== Problem description ==
Scan the records for the string "건강검진", then copy each line that has it.

Items from a dataset:
%%
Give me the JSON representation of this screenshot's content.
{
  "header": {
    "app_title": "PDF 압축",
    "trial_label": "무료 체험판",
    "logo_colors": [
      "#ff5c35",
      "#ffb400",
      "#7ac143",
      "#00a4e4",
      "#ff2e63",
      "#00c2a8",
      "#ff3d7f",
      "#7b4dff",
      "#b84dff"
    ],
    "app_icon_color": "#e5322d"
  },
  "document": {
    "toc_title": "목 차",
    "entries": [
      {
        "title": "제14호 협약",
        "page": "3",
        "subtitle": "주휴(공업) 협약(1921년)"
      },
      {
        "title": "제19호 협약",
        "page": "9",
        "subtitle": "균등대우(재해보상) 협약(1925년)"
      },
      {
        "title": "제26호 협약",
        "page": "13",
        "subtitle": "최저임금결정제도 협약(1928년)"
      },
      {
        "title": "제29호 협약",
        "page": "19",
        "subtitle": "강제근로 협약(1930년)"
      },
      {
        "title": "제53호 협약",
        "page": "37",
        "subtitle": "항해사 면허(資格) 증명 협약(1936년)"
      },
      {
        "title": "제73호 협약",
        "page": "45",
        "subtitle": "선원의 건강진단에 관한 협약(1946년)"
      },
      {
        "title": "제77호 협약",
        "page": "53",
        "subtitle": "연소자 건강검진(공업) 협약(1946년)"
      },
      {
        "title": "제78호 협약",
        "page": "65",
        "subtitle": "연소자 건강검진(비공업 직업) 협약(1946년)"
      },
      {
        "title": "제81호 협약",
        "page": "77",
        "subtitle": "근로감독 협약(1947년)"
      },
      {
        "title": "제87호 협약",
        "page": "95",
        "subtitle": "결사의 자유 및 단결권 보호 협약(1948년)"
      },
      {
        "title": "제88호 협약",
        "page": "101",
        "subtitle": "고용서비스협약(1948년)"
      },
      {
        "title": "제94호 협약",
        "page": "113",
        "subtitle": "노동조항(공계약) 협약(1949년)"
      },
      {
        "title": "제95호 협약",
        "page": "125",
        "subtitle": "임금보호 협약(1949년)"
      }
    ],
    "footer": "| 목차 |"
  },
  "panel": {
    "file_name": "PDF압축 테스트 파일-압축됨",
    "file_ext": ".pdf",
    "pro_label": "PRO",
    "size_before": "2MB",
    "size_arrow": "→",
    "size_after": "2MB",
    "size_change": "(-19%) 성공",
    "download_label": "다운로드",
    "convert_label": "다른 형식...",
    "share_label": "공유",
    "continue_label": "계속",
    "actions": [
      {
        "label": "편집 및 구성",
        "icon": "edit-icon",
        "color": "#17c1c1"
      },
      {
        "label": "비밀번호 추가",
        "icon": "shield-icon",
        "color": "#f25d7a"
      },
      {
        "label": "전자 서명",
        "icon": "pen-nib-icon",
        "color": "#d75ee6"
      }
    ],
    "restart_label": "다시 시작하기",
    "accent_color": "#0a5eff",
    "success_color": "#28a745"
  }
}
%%
== Task answer ==
        "subtitle": "연소자 건강검진(공업) 협약(1946년)"
        "subtitle": "연소자 건강검진(비공업 직업) 협약(1946년)"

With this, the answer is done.